What the exercise asks - Wherever a picture appears in the listing below, leave it out and reproduce the rest exactly.

The records -
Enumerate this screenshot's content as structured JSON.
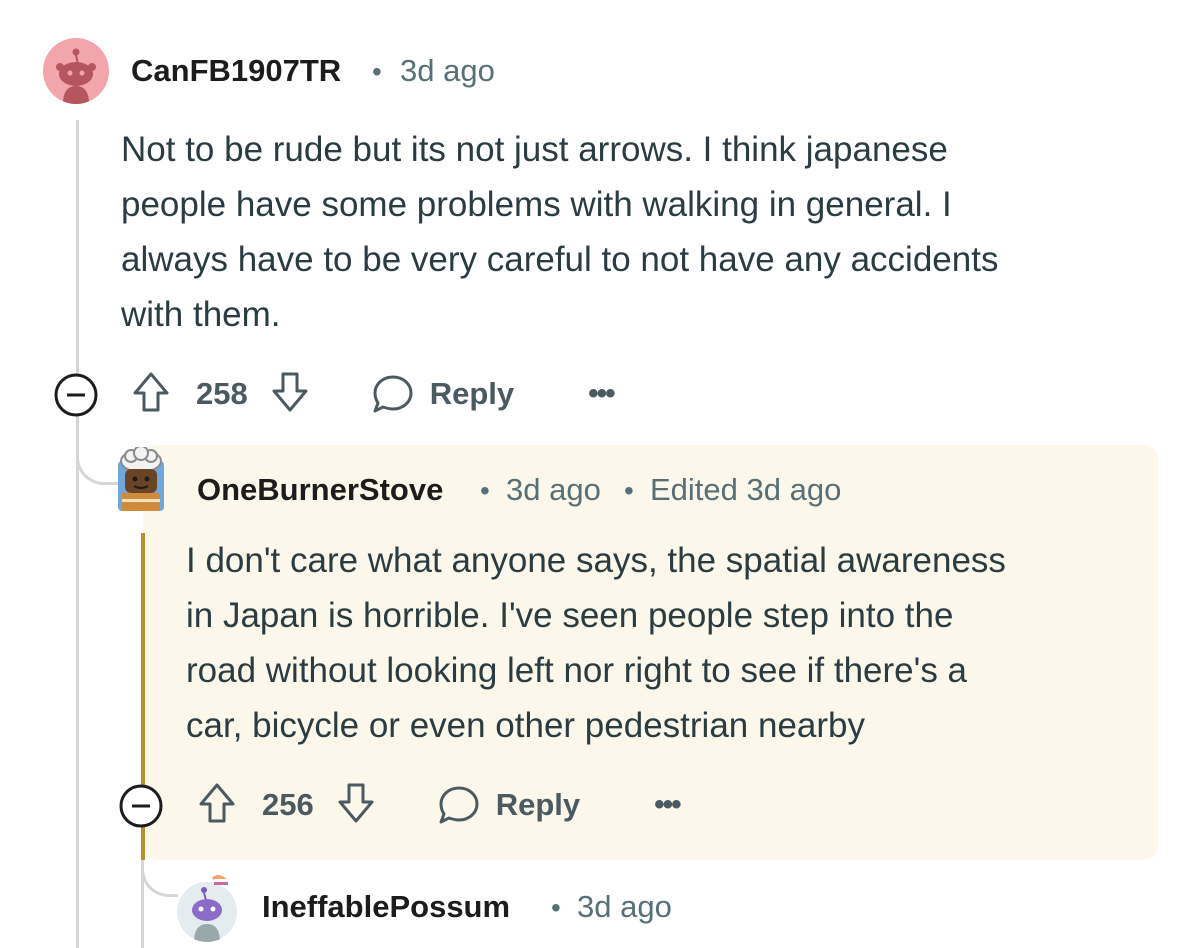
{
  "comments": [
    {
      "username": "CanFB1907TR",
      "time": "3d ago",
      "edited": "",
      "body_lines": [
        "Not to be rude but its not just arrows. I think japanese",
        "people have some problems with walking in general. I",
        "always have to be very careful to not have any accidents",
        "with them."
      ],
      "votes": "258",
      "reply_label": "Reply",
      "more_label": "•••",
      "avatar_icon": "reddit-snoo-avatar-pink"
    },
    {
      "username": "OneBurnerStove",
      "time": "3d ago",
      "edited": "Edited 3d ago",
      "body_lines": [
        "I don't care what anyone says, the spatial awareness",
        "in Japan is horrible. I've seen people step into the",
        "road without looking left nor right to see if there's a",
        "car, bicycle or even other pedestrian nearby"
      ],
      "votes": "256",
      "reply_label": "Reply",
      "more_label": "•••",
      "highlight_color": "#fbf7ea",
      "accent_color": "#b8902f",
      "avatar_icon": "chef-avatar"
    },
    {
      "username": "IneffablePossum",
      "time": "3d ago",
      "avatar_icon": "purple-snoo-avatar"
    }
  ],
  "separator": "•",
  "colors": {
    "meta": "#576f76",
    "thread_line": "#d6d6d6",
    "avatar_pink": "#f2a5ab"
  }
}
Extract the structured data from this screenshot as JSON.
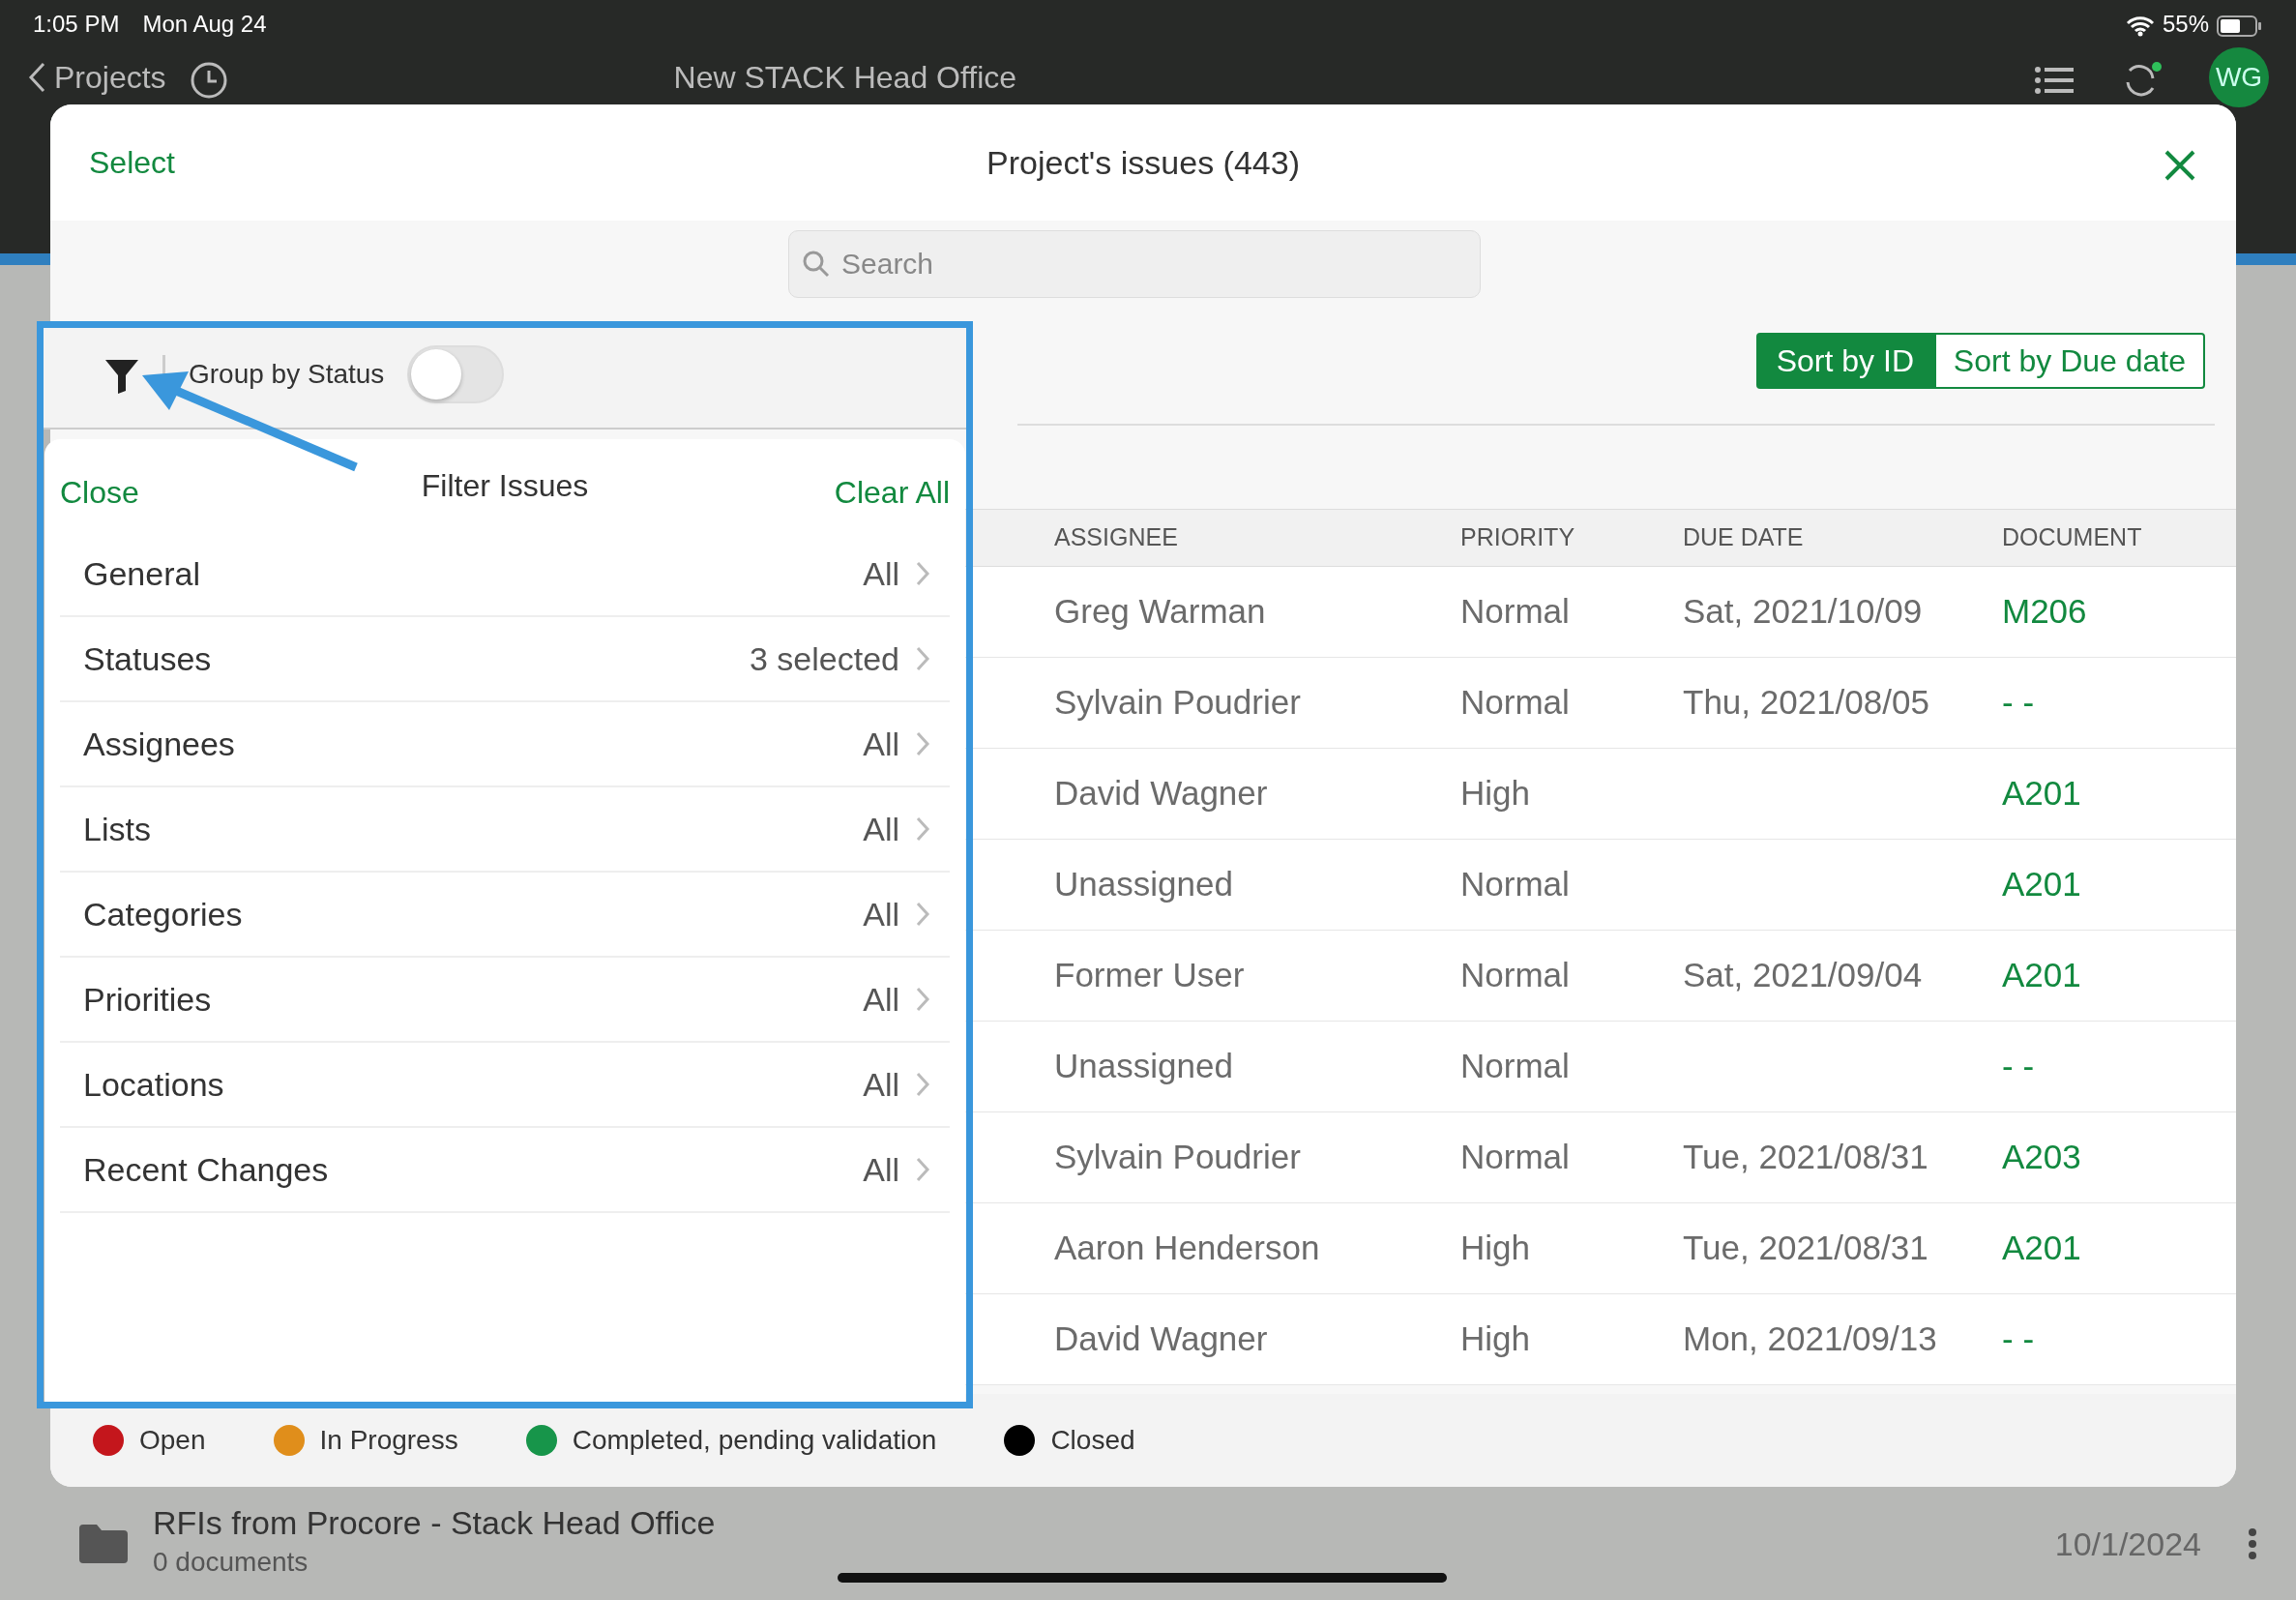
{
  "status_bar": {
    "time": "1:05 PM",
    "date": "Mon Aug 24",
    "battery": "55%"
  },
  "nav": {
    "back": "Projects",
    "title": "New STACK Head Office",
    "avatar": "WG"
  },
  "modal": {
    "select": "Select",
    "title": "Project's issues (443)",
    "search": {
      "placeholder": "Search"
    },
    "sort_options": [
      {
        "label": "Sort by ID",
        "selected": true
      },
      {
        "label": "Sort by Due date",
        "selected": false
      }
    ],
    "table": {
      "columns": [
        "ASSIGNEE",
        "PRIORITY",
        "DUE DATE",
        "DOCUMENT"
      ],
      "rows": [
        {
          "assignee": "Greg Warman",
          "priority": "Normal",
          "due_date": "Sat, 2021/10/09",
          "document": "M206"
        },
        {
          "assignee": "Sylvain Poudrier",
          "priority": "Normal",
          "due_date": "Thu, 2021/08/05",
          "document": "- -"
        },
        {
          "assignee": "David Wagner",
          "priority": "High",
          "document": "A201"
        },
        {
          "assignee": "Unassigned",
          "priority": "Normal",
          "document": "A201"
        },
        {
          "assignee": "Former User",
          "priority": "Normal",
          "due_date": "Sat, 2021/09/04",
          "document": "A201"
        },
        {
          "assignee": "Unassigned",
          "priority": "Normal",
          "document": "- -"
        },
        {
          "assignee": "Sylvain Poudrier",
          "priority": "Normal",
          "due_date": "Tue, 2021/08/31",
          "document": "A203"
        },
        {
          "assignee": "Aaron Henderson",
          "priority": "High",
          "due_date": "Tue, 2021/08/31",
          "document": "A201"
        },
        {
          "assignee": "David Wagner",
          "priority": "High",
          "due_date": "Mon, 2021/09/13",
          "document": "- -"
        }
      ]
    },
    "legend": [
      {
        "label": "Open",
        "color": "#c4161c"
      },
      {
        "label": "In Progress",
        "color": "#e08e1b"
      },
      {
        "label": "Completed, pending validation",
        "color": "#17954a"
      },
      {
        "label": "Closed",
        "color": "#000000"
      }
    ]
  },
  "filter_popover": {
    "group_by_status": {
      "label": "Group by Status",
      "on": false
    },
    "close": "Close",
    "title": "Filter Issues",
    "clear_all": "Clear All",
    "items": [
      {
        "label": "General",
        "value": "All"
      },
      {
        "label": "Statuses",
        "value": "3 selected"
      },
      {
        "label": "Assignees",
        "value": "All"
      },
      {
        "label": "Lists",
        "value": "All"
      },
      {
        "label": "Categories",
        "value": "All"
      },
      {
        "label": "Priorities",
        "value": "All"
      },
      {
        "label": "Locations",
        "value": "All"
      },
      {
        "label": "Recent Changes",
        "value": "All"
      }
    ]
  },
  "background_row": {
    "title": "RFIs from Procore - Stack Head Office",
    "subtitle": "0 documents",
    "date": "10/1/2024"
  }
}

Response area -
Enumerate this screenshot's content as structured JSON.
{
  "comments": [
    {
      "username": "CanFB1907TR",
      "time": "3d ago",
      "edited": "",
      "body_lines": [
        "Not to be rude but its not just arrows. I think japanese",
        "people have some problems with walking in general. I",
        "always have to be very careful to not have any accidents",
        "with them."
      ],
      "votes": "258",
      "reply_label": "Reply",
      "more_label": "•••",
      "avatar_icon": "reddit-snoo-avatar-pink"
    },
    {
      "username": "OneBurnerStove",
      "time": "3d ago",
      "edited": "Edited 3d ago",
      "body_lines": [
        "I don't care what anyone says, the spatial awareness",
        "in Japan is horrible. I've seen people step into the",
        "road without looking left nor right to see if there's a",
        "car, bicycle or even other pedestrian nearby"
      ],
      "votes": "256",
      "reply_label": "Reply",
      "more_label": "•••",
      "highlight_color": "#fbf7ea",
      "accent_color": "#b8902f",
      "avatar_icon": "chef-avatar"
    },
    {
      "username": "IneffablePossum",
      "time": "3d ago",
      "avatar_icon": "purple-snoo-avatar"
    }
  ],
  "separator": "•",
  "colors": {
    "meta": "#576f76",
    "thread_line": "#d6d6d6",
    "avatar_pink": "#f2a5ab"
  }
}
Extract the structured data from this screenshot as JSON.
{
  "status_bar": {
    "time": "1:05 PM",
    "date": "Mon Aug 24",
    "battery": "55%"
  },
  "nav": {
    "back": "Projects",
    "title": "New STACK Head Office",
    "avatar": "WG"
  },
  "modal": {
    "select": "Select",
    "title": "Project's issues (443)",
    "search": {
      "placeholder": "Search"
    },
    "sort_options": [
      {
        "label": "Sort by ID",
        "selected": true
      },
      {
        "label": "Sort by Due date",
        "selected": false
      }
    ],
    "table": {
      "columns": [
        "ASSIGNEE",
        "PRIORITY",
        "DUE DATE",
        "DOCUMENT"
      ],
      "rows": [
        {
          "assignee": "Greg Warman",
          "priority": "Normal",
          "due_date": "Sat, 2021/10/09",
          "document": "M206"
        },
        {
          "assignee": "Sylvain Poudrier",
          "priority": "Normal",
          "due_date": "Thu, 2021/08/05",
          "document": "- -"
        },
        {
          "assignee": "David Wagner",
          "priority": "High",
          "document": "A201"
        },
        {
          "assignee": "Unassigned",
          "priority": "Normal",
          "document": "A201"
        },
        {
          "assignee": "Former User",
          "priority": "Normal",
          "due_date": "Sat, 2021/09/04",
          "document": "A201"
        },
        {
          "assignee": "Unassigned",
          "priority": "Normal",
          "document": "- -"
        },
        {
          "assignee": "Sylvain Poudrier",
          "priority": "Normal",
          "due_date": "Tue, 2021/08/31",
          "document": "A203"
        },
        {
          "assignee": "Aaron Henderson",
          "priority": "High",
          "due_date": "Tue, 2021/08/31",
          "document": "A201"
        },
        {
          "assignee": "David Wagner",
          "priority": "High",
          "due_date": "Mon, 2021/09/13",
          "document": "- -"
        }
      ]
    },
    "legend": [
      {
        "label": "Open",
        "color": "#c4161c"
      },
      {
        "label": "In Progress",
        "color": "#e08e1b"
      },
      {
        "label": "Completed, pending validation",
        "color": "#17954a"
      },
      {
        "label": "Closed",
        "color": "#000000"
      }
    ]
  },
  "filter_popover": {
    "group_by_status": {
      "label": "Group by Status",
      "on": false
    },
    "close": "Close",
    "title": "Filter Issues",
    "clear_all": "Clear All",
    "items": [
      {
        "label": "General",
        "value": "All"
      },
      {
        "label": "Statuses",
        "value": "3 selected"
      },
      {
        "label": "Assignees",
        "value": "All"
      },
      {
        "label": "Lists",
        "value": "All"
      },
      {
        "label": "Categories",
        "value": "All"
      },
      {
        "label": "Priorities",
        "value": "All"
      },
      {
        "label": "Locations",
        "value": "All"
      },
      {
        "label": "Recent Changes",
        "value": "All"
      }
    ]
  },
  "background_row": {
    "title": "RFIs from Procore - Stack Head Office",
    "subtitle": "0 documents",
    "date": "10/1/2024"
  }
}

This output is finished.